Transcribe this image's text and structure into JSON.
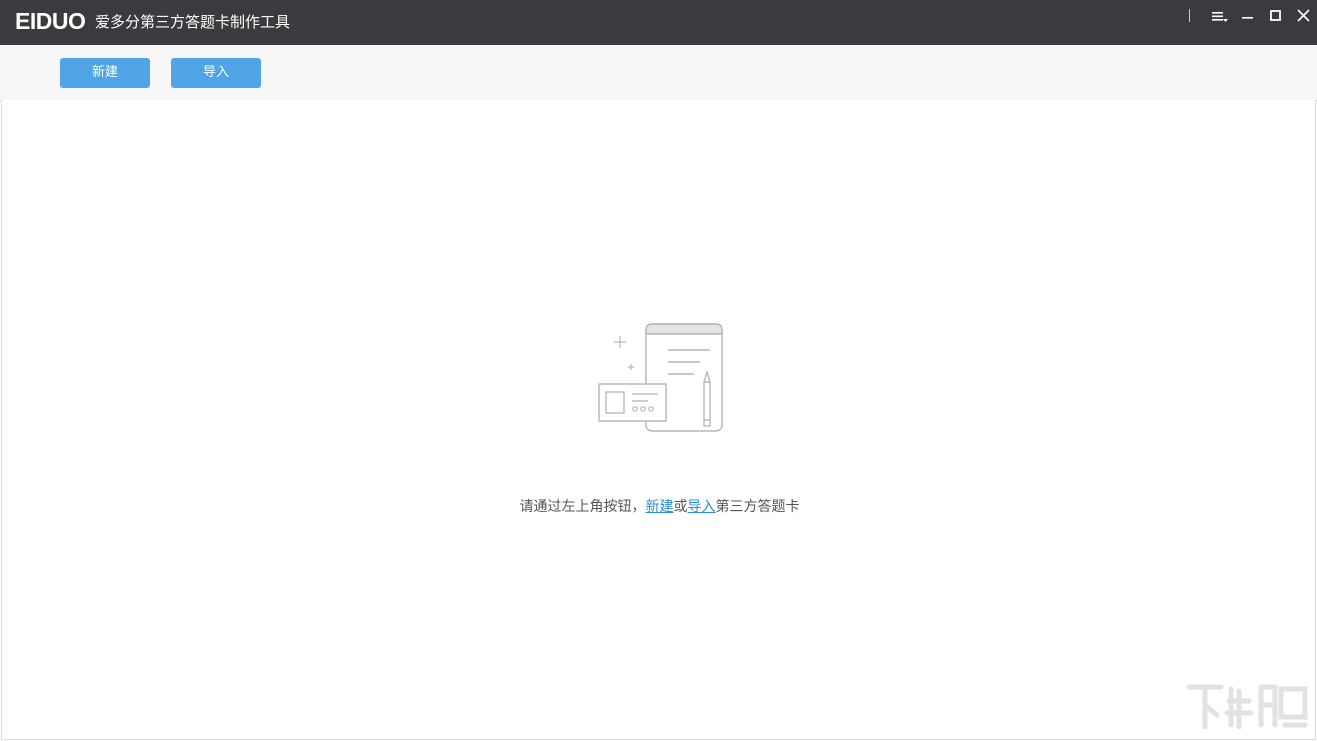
{
  "window": {
    "logo_text": "EIDUO",
    "title": "爱多分第三方答题卡制作工具"
  },
  "toolbar": {
    "new_label": "新建",
    "import_label": "导入"
  },
  "empty_state": {
    "hint_prefix": "请通过左上角按钮，",
    "new_link": "新建",
    "or_text": "或",
    "import_link": "导入",
    "hint_suffix": "第三方答题卡"
  },
  "colors": {
    "titlebar": "#3a3b3f",
    "button": "#4fa5e6",
    "link": "#2a8fd0"
  },
  "icons": [
    "menu-icon",
    "minimize-icon",
    "maximize-icon",
    "close-icon",
    "answer-card-illustration"
  ]
}
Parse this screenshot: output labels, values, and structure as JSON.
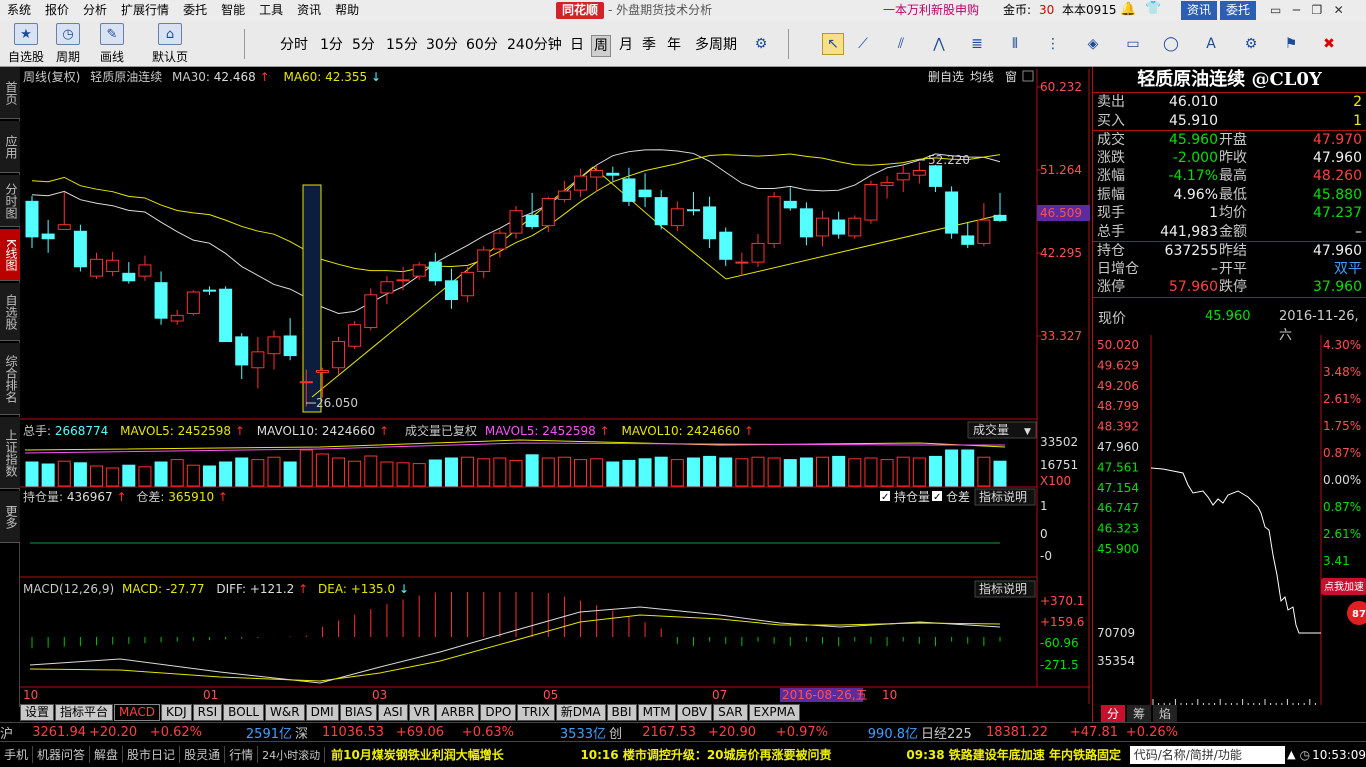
{
  "menu": [
    "系统",
    "报价",
    "分析",
    "扩展行情",
    "委托",
    "智能",
    "工具",
    "资讯",
    "帮助"
  ],
  "brand": {
    "logo": "同花顺",
    "subtitle": "- 外盘期货技术分析",
    "promo": "一本万利新股申购",
    "coins_label": "金币:",
    "coins_value": "30",
    "account": "本本0915",
    "info_btn": "资讯",
    "trade_btn": "委托"
  },
  "toolbar": {
    "buttons": [
      "自选股",
      "周期",
      "画线",
      "默认页"
    ],
    "periods": [
      "分时",
      "1分",
      "5分",
      "15分",
      "30分",
      "60分",
      "240分钟",
      "日",
      "周",
      "月",
      "季",
      "年",
      "多周期"
    ],
    "selected_period": "周"
  },
  "sidenav": [
    "首页",
    "应用",
    "分时图",
    "K线图",
    "自选股",
    "综合排名",
    "上证指数",
    "更多"
  ],
  "kchart": {
    "header": {
      "title": "周线(复权)",
      "name": "轻质原油连续",
      "ma30_label": "MA30:",
      "ma30": "42.468",
      "ma30_arrow": "↑",
      "ma60_label": "MA60:",
      "ma60": "42.355",
      "ma60_arrow": "↓"
    },
    "top_buttons": [
      "删自选",
      "均线",
      "窗"
    ],
    "y_ticks": [
      "60.232",
      "51.264",
      "42.295",
      "33.327"
    ],
    "current_price": "46.509",
    "high_label": "52.220",
    "low_label": "26.050"
  },
  "volume": {
    "label": "总手:",
    "value": "2668774",
    "mavol5_label": "MAVOL5:",
    "mavol5": "2452598",
    "mavol10_label": "MAVOL10:",
    "mavol10": "2424660",
    "extra": "成交量已复权",
    "mavol5b_label": "MAVOL5:",
    "mavol5b": "2452598",
    "mavol10b_label": "MAVOL10:",
    "mavol10b": "2424660",
    "dropdown": "成交量",
    "y_ticks": [
      "33502",
      "16751"
    ],
    "unit": "X100"
  },
  "oi": {
    "label": "持仓量:",
    "value": "436967",
    "diff_label": "仓差:",
    "diff": "365910",
    "checkbox1": "持仓量",
    "checkbox2": "仓差",
    "explain": "指标说明",
    "y_ticks": [
      "1",
      "0",
      "-0"
    ]
  },
  "macd": {
    "label": "MACD(12,26,9)",
    "macd_label": "MACD:",
    "macd": "-27.77",
    "diff_label": "DIFF:",
    "diff": "+121.2",
    "dea_label": "DEA:",
    "dea": "+135.0",
    "explain": "指标说明",
    "y_ticks": [
      "+370.1",
      "+159.6",
      "-60.96",
      "-271.5"
    ]
  },
  "xaxis": {
    "labels": [
      "10",
      "01",
      "03",
      "05",
      "07",
      "10"
    ],
    "cursor_date": "2016-08-26,五"
  },
  "indicator_tabs": [
    "设置",
    "指标平台",
    "MACD",
    "KDJ",
    "RSI",
    "BOLL",
    "W&R",
    "DMI",
    "BIAS",
    "ASI",
    "VR",
    "ARBR",
    "DPO",
    "TRIX",
    "新DMA",
    "BBI",
    "MTM",
    "OBV",
    "SAR",
    "EXPMA"
  ],
  "active_indicator": "MACD",
  "quote": {
    "title": "轻质原油连续 @CL0Y",
    "rows": [
      {
        "l1": "卖出",
        "v1": "46.010",
        "v1c": "#f0f0f0",
        "l2": "",
        "v2": "2",
        "v2c": "#f0f000"
      },
      {
        "l1": "买入",
        "v1": "45.910",
        "v1c": "#f0f0f0",
        "l2": "",
        "v2": "1",
        "v2c": "#f0f000"
      },
      {
        "l1": "成交",
        "v1": "45.960",
        "v1c": "#00e000",
        "l2": "开盘",
        "v2": "47.970",
        "v2c": "#ff4040"
      },
      {
        "l1": "涨跌",
        "v1": "-2.000",
        "v1c": "#00e000",
        "l2": "昨收",
        "v2": "47.960",
        "v2c": "#f0f0f0"
      },
      {
        "l1": "涨幅",
        "v1": "-4.17%",
        "v1c": "#00e000",
        "l2": "最高",
        "v2": "48.260",
        "v2c": "#ff4040"
      },
      {
        "l1": "振幅",
        "v1": "4.96%",
        "v1c": "#f0f0f0",
        "l2": "最低",
        "v2": "45.880",
        "v2c": "#00e000"
      },
      {
        "l1": "现手",
        "v1": "1",
        "v1c": "#f0f0f0",
        "l2": "均价",
        "v2": "47.237",
        "v2c": "#00e000"
      },
      {
        "l1": "总手",
        "v1": "441,983",
        "v1c": "#f0f0f0",
        "l2": "金额",
        "v2": "–",
        "v2c": "#f0f0f0"
      },
      {
        "l1": "持仓",
        "v1": "637255",
        "v1c": "#f0f0f0",
        "l2": "昨结",
        "v2": "47.960",
        "v2c": "#f0f0f0"
      },
      {
        "l1": "日增仓",
        "v1": "–",
        "v1c": "#f0f0f0",
        "l2": "开平",
        "v2": "双平",
        "v2c": "#40a0ff"
      },
      {
        "l1": "涨停",
        "v1": "57.960",
        "v1c": "#ff4040",
        "l2": "跌停",
        "v2": "37.960",
        "v2c": "#00e000"
      }
    ],
    "now_label": "现价",
    "now_value": "45.960",
    "date": "2016-11-26,六"
  },
  "mini": {
    "left_ticks": [
      "50.020",
      "49.629",
      "49.206",
      "48.799",
      "48.392",
      "47.960",
      "47.561",
      "47.154",
      "46.747",
      "46.323",
      "45.900",
      "70709",
      "35354"
    ],
    "right_ticks": [
      "4.30%",
      "3.48%",
      "2.61%",
      "1.75%",
      "0.87%",
      "0.00%",
      "0.87%",
      "2.61%",
      "3.41",
      "4.30%"
    ],
    "badge": "点我加速",
    "badge_num": "87",
    "tabs": [
      "分",
      "筹",
      "焰"
    ]
  },
  "ticker": [
    {
      "t": "沪",
      "c": "#c8c8c8"
    },
    {
      "t": "3261.94",
      "c": "#ff4040"
    },
    {
      "t": "+20.20",
      "c": "#ff4040"
    },
    {
      "t": "+0.62%",
      "c": "#ff4040"
    },
    {
      "t": "2591亿",
      "c": "#40a0ff"
    },
    {
      "t": "深",
      "c": "#c8c8c8"
    },
    {
      "t": "11036.53",
      "c": "#ff4040"
    },
    {
      "t": "+69.06",
      "c": "#ff4040"
    },
    {
      "t": "+0.63%",
      "c": "#ff4040"
    },
    {
      "t": "3533亿",
      "c": "#40a0ff"
    },
    {
      "t": "创",
      "c": "#c8c8c8"
    },
    {
      "t": "2167.53",
      "c": "#ff4040"
    },
    {
      "t": "+20.90",
      "c": "#ff4040"
    },
    {
      "t": "+0.97%",
      "c": "#ff4040"
    },
    {
      "t": "990.8亿",
      "c": "#40a0ff"
    },
    {
      "t": "日经225",
      "c": "#c8c8c8"
    },
    {
      "t": "18381.22",
      "c": "#ff4040"
    },
    {
      "t": "+47.81",
      "c": "#ff4040"
    },
    {
      "t": "+0.26%",
      "c": "#ff4040"
    }
  ],
  "bottom": {
    "buttons": [
      "手机",
      "机器问答",
      "解盘",
      "股市日记",
      "股灵通",
      "行情",
      "24小时滚动"
    ],
    "news1": "前10月煤炭钢铁业利润大幅增长",
    "news2": "10:16 楼市调控升级：20城房价再涨要被问责",
    "news3": "09:38 铁路建设年底加速 年内铁路固定",
    "search": "代码/名称/简拼/功能",
    "clock": "10:53:09"
  },
  "colors": {
    "up": "#ff3030",
    "down": "#54ffff",
    "ma_white": "#e0e0e0",
    "ma_yellow": "#e6e600"
  },
  "chart_data": {
    "type": "candlestick",
    "title": "轻质原油连续 周线(复权)",
    "ohlc": [
      [
        48.0,
        48.6,
        43.0,
        44.2
      ],
      [
        44.5,
        46.0,
        42.5,
        44.0
      ],
      [
        45.0,
        49.0,
        45.0,
        45.5
      ],
      [
        44.8,
        45.5,
        40.5,
        41.0
      ],
      [
        40.0,
        42.5,
        39.7,
        41.8
      ],
      [
        40.5,
        42.6,
        40.0,
        41.7
      ],
      [
        40.3,
        41.5,
        39.2,
        39.5
      ],
      [
        40.0,
        42.2,
        39.5,
        41.2
      ],
      [
        39.3,
        40.5,
        34.8,
        35.5
      ],
      [
        35.2,
        36.4,
        34.8,
        35.8
      ],
      [
        36.0,
        38.5,
        35.8,
        38.3
      ],
      [
        38.5,
        38.9,
        38.0,
        38.4
      ],
      [
        38.6,
        38.9,
        33.0,
        33.0
      ],
      [
        33.5,
        33.9,
        29.0,
        30.5
      ],
      [
        30.2,
        33.5,
        28.0,
        31.9
      ],
      [
        31.7,
        34.2,
        30.0,
        33.5
      ],
      [
        33.6,
        35.5,
        31.0,
        31.5
      ],
      [
        28.7,
        30.0,
        26.05,
        28.7
      ],
      [
        29.7,
        30.2,
        27.0,
        29.9
      ],
      [
        30.2,
        33.5,
        29.5,
        33.0
      ],
      [
        32.5,
        35.2,
        32.2,
        34.8
      ],
      [
        34.5,
        38.7,
        34.2,
        38.0
      ],
      [
        38.2,
        40.0,
        37.0,
        39.4
      ],
      [
        39.5,
        41.0,
        38.5,
        39.6
      ],
      [
        40.0,
        41.5,
        39.6,
        41.2
      ],
      [
        41.5,
        42.5,
        39.0,
        39.5
      ],
      [
        39.5,
        40.8,
        36.5,
        37.5
      ],
      [
        37.9,
        41.0,
        37.2,
        40.4
      ],
      [
        40.5,
        43.2,
        39.8,
        42.8
      ],
      [
        42.9,
        45.0,
        42.0,
        44.6
      ],
      [
        44.6,
        47.5,
        44.0,
        47.0
      ],
      [
        46.5,
        48.9,
        45.0,
        45.3
      ],
      [
        45.4,
        48.5,
        44.7,
        48.3
      ],
      [
        48.2,
        50.2,
        47.9,
        49.1
      ],
      [
        49.2,
        51.5,
        48.5,
        50.7
      ],
      [
        50.6,
        51.8,
        49.0,
        51.3
      ],
      [
        51.0,
        51.7,
        50.2,
        50.8
      ],
      [
        50.4,
        51.6,
        47.5,
        48.0
      ],
      [
        49.2,
        51.0,
        47.4,
        48.5
      ],
      [
        48.4,
        49.2,
        45.0,
        45.5
      ],
      [
        45.4,
        48.0,
        44.8,
        47.2
      ],
      [
        47.1,
        49.0,
        46.5,
        47.0
      ],
      [
        47.4,
        48.5,
        43.0,
        44.0
      ],
      [
        44.7,
        45.2,
        41.1,
        41.8
      ],
      [
        41.4,
        42.5,
        40.0,
        41.5
      ],
      [
        41.5,
        44.5,
        41.0,
        43.5
      ],
      [
        43.5,
        49.0,
        43.0,
        48.5
      ],
      [
        48.0,
        49.5,
        47.0,
        47.3
      ],
      [
        47.2,
        47.9,
        43.3,
        44.2
      ],
      [
        44.3,
        47.0,
        43.2,
        46.2
      ],
      [
        46.0,
        46.9,
        44.0,
        44.5
      ],
      [
        44.3,
        46.5,
        44.0,
        46.2
      ],
      [
        46.0,
        50.2,
        45.6,
        49.8
      ],
      [
        49.7,
        50.7,
        48.3,
        50.0
      ],
      [
        50.3,
        51.8,
        49.0,
        51.0
      ],
      [
        50.8,
        52.22,
        49.9,
        51.3
      ],
      [
        51.8,
        51.9,
        49.0,
        49.6
      ],
      [
        49.0,
        49.6,
        44.0,
        44.6
      ],
      [
        44.3,
        45.8,
        43.0,
        43.4
      ],
      [
        43.5,
        47.8,
        43.2,
        46.0
      ],
      [
        46.5,
        48.9,
        45.8,
        45.96
      ]
    ],
    "ma30": [],
    "yrange": [
      26.0,
      60.232
    ]
  }
}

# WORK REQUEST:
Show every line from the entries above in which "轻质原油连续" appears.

# TASK RESULT:
      "name": "轻质原油连续",
    "title": "轻质原油连续 @CL0Y",
    "title": "轻质原油连续 周线(复权)",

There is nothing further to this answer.